Tuesday, January 29, 2019

Baby, It's Cold Outside!

I don't know about you but I have pretty much had my fill of the "polar vortex" stuff. Yes, it's real, and meteorologists have known about it for a long time. It seemed to come into popular vogue during the winter of 2013-2014, when a rather sudden onset of cold and snow in late January hammered the eastern U.S. for the next six weeks. Many locations in the northeast experienced the most severe winter on record.

The fact is that these frigid Arctic outbreaks have occurred in many winters, and they were related to changes in the polar vortex. The cold air now overspreading the central and eastern U.S. this week is one of the more stronger cold air outbreaks in recent memory. How bad it is is often a matter of your experience and perspective. I was living in central Illinois during the late 1970s and early 1980s when the state experienced four of its most severe winters on record. I went back and looked at a few of the cold air outbreaks in the past. One thing I soon realized was that many people under the age of 25 or 30 haven't experienced this kind of severe cold.

This graphic from NOAA depicts how the polar vortex affects our weather in the U.S.

Data I looked at was the frequency of low temperatures below zero in Chicago by 10 year periods going back to 1959. I picked Chicago since it seems to be the high population "ground zero"  for this Arctic outbreak (no pun intended). I also looked a runs of days of low temperatures at different thresholds.

As of today, Chicago has experienced only 15 days with low temperatures less than -20°F since 1872. The all-time record low is -27°F on January 20, 1985. There have been 71 days in the record with a maximum temperature 0°F or below. Only six of those have occurred in the past 30 years, the most recent prior to this year on January 6, 2014.

If we look at runs of days with minimums of -10°F, the longest is seven days from January 14-20, 1995. The longest run of days of -15°F or lower in Chicago is four, December 22-25, 1983. In general persistent, severe cold is not that common in Chicago in the past 20 to 25 years.

This chart shows the frequency of different thresholds of low temperatures in Chicago for ten years periods starting with 2018 and back to 1959.

Frequency of minimum temperature below 0°F for different thresholds for Chicago, IL

What this shows is that the frequency of temperatures below zero is 42 percent less in the past 30 years, compared to the 30 years prior. The frequency of low temperatures -10°F or lower is 61 percent less for the same periods.
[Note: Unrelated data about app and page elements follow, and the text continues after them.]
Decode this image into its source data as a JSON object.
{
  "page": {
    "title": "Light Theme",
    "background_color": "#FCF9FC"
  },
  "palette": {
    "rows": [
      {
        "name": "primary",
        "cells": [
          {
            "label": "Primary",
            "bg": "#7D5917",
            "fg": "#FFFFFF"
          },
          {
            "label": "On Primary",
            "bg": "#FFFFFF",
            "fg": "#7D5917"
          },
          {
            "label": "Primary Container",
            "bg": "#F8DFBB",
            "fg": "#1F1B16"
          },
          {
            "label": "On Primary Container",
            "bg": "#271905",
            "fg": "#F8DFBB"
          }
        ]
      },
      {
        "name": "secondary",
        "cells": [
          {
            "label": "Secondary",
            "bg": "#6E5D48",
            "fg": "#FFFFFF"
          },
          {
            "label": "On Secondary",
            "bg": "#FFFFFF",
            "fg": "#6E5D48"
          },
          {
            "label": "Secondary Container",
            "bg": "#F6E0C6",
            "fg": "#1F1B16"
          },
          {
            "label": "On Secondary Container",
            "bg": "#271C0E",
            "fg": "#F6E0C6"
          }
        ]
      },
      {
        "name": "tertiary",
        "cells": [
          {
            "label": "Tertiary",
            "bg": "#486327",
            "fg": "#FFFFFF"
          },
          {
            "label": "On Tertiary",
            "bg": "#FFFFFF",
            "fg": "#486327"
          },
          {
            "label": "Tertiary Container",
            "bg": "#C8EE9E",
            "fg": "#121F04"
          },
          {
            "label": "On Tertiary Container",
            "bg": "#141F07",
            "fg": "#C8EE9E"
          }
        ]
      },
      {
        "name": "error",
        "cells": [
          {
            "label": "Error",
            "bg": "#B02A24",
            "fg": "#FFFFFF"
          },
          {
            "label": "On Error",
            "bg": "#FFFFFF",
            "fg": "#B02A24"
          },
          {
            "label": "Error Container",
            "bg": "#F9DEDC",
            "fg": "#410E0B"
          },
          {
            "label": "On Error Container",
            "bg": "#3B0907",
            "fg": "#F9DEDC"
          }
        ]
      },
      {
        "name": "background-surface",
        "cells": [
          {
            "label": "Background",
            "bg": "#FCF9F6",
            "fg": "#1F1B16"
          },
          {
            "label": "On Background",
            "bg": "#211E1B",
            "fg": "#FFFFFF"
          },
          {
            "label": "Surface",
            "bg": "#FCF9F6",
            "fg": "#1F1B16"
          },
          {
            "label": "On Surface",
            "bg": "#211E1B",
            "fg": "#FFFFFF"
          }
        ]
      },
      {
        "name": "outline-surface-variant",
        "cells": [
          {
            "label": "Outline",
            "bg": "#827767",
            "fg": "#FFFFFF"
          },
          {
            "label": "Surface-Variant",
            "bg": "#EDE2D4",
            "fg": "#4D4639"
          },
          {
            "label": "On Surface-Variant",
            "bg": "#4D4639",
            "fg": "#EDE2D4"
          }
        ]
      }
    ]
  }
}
So, those under 35 years of age in the Midwest likely have experienced far fewer days with the extreme cold that is knifing through the U.S. this week. Record lows temperatures will be set, and no doubt a few all-time record lows will topple as well. The frigid air combined with the strong, gusty winds driving this cold south will produce dangerous wind chill readings that few have experienced. This cold will affect a significant portion of the eastern U.S. population. This map from Ryan Maue of Weather.US shows the extent of the cold through the next five days, and the percentage of the lower 48 states experiencing the cold. He estimates almost 91 million people will experience temperatures 0°F or lower, and 25 million will experience temperatures -20°F or colder.

Finally, this plot shows the trajectory the air is taking into the U.S. from its source in the Arctic.

Stay warm, everyone!

1 comment:

  1. in the late '70's while i was living near Lexington Ne we set a record for days in a row below zero